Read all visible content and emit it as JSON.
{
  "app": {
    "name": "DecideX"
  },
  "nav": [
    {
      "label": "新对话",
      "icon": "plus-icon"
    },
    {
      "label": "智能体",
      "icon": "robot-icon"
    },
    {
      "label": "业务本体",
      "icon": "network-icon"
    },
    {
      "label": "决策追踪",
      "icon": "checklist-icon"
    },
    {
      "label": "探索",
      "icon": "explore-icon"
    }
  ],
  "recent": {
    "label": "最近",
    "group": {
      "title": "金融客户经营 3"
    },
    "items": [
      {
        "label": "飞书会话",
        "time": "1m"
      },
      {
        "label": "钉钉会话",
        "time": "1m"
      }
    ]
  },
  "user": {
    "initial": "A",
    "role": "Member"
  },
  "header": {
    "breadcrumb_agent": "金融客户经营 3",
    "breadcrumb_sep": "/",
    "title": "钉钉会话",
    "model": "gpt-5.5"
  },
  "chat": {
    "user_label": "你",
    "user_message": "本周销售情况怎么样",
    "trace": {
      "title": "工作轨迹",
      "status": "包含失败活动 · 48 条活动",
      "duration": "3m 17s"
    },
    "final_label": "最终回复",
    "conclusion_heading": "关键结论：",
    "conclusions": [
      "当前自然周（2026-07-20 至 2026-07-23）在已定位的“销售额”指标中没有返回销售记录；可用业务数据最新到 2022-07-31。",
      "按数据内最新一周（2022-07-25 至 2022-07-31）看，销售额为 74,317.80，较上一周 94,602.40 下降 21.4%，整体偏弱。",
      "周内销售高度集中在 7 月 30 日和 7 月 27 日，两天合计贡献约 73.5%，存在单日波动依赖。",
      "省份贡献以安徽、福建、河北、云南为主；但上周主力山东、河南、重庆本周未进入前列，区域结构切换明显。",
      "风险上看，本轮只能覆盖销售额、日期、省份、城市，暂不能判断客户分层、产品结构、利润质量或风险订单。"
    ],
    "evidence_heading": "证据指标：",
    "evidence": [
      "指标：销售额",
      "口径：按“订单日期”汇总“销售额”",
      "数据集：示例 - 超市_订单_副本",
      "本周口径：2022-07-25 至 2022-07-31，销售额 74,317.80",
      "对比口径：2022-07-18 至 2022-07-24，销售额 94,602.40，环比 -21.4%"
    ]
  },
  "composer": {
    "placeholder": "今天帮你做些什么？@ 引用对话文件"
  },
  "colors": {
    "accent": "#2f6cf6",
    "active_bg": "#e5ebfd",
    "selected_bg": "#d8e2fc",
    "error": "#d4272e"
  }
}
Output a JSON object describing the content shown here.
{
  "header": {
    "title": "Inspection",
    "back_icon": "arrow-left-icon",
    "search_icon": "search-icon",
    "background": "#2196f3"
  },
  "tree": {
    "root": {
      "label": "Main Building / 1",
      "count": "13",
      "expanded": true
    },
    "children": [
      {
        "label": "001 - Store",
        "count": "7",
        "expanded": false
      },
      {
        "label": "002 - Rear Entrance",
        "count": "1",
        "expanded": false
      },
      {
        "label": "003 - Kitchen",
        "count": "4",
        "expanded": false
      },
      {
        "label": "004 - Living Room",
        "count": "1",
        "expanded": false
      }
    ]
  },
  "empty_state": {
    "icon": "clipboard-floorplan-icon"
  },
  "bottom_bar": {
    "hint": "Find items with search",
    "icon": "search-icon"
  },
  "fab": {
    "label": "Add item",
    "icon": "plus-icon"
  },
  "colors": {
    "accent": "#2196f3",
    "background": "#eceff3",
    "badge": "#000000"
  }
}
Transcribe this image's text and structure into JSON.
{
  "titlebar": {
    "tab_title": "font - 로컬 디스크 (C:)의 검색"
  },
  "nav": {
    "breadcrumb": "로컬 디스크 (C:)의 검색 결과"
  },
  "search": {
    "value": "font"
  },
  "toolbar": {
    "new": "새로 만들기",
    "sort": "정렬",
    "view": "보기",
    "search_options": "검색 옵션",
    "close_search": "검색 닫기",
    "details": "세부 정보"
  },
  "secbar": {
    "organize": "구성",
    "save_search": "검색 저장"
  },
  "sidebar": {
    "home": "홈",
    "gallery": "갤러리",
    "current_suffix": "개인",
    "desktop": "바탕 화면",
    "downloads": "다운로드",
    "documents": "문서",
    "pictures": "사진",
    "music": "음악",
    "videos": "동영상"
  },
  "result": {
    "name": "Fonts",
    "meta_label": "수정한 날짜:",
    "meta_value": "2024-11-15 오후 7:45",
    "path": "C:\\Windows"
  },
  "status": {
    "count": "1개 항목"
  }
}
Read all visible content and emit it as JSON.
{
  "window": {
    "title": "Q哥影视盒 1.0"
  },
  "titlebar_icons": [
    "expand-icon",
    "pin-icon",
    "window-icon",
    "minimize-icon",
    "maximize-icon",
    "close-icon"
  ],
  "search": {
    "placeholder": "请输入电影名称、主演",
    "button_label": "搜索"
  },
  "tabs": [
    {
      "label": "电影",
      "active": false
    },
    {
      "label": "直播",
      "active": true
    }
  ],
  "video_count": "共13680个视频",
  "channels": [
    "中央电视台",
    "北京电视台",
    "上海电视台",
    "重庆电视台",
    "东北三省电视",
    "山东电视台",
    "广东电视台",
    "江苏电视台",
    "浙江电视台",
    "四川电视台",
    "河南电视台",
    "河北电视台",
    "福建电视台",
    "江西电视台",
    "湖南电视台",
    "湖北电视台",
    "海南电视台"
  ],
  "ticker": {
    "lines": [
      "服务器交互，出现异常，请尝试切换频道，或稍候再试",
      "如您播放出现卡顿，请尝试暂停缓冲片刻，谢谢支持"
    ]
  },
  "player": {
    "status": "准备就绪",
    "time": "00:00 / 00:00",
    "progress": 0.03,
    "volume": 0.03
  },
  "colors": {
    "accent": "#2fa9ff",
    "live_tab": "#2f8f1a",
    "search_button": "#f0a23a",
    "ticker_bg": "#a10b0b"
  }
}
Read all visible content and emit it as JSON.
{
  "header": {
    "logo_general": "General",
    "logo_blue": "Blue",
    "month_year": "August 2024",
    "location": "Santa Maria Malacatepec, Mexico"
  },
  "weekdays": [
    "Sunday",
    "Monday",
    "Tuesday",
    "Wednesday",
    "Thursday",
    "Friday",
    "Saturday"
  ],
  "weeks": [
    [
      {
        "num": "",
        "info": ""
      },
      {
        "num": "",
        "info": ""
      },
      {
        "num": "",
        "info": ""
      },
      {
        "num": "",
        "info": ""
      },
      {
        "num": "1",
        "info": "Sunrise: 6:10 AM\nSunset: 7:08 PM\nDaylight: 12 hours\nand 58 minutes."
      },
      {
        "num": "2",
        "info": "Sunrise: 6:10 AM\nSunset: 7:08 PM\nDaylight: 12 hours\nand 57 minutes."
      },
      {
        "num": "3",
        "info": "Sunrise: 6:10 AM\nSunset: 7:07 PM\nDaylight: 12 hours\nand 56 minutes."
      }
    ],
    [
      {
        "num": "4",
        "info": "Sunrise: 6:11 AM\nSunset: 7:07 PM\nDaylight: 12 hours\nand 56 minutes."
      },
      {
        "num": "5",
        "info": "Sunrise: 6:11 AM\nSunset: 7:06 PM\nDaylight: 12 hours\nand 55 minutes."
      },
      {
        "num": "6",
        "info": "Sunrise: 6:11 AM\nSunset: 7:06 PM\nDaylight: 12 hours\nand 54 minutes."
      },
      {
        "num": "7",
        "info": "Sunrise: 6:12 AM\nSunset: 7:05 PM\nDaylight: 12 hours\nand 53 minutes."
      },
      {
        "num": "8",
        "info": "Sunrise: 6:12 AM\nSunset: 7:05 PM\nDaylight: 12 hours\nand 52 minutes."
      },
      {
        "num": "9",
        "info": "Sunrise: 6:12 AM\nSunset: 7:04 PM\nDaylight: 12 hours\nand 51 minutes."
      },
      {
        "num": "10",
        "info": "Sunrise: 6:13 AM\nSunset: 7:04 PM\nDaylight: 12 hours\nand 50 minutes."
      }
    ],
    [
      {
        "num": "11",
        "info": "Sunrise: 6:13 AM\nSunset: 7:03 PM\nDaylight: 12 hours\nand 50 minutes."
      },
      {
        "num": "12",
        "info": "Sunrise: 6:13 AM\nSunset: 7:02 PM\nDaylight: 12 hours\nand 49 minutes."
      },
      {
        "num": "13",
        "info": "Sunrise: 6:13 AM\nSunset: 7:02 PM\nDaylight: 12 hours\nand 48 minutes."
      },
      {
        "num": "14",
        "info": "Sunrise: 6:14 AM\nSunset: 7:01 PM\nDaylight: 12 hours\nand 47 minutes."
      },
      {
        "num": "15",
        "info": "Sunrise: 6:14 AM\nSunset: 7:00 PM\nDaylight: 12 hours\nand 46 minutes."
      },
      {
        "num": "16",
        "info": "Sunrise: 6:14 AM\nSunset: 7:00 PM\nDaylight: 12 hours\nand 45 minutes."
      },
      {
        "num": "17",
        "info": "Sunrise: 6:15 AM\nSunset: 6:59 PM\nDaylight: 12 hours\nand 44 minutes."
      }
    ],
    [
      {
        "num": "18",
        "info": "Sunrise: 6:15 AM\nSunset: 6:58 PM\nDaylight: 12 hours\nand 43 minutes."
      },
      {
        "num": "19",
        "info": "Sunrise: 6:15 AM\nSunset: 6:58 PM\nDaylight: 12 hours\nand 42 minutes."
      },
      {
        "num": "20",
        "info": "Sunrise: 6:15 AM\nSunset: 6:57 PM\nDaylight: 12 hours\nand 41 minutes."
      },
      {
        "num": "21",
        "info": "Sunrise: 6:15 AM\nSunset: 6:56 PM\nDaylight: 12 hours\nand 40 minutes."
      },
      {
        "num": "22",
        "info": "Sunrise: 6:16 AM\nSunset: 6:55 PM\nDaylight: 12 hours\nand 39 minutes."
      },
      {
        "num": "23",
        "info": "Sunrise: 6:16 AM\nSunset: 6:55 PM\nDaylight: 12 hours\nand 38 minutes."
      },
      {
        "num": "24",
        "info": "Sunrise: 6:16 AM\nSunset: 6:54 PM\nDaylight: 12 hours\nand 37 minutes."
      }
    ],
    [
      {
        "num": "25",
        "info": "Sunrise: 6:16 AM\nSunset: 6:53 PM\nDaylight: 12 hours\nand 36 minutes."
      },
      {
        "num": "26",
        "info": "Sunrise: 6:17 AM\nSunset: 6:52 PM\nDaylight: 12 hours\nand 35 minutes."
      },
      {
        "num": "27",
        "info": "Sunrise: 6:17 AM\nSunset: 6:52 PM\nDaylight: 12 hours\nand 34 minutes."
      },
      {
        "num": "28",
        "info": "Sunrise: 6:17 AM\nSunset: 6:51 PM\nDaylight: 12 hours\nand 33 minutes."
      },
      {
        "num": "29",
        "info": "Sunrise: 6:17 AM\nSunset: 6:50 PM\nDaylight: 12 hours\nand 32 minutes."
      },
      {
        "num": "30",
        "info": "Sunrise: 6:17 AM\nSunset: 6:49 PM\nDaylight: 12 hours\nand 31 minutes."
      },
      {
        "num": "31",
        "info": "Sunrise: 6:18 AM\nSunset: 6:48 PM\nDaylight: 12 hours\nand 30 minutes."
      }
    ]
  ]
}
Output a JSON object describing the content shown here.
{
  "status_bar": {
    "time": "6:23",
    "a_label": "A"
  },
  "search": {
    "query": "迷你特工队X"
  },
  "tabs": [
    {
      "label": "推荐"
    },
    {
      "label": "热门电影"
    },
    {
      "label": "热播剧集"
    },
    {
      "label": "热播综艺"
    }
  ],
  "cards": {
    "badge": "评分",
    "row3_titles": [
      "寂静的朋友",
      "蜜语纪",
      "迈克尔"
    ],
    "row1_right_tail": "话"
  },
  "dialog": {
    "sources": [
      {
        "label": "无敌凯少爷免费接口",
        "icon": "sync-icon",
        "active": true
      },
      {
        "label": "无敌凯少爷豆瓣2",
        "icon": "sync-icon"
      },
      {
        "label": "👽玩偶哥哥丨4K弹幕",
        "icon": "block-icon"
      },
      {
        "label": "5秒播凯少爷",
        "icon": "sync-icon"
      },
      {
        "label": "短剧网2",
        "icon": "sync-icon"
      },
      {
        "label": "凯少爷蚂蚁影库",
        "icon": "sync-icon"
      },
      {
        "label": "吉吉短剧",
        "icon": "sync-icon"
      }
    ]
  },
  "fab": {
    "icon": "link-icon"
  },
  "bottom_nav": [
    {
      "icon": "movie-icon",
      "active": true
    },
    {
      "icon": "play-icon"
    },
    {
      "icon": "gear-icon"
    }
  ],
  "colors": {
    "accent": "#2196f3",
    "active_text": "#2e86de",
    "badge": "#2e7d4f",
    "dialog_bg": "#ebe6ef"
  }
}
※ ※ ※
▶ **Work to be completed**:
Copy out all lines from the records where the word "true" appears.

▶ **Answer to the exercise**:
      "expanded": true
      "active": true
        "active": true
      "active": true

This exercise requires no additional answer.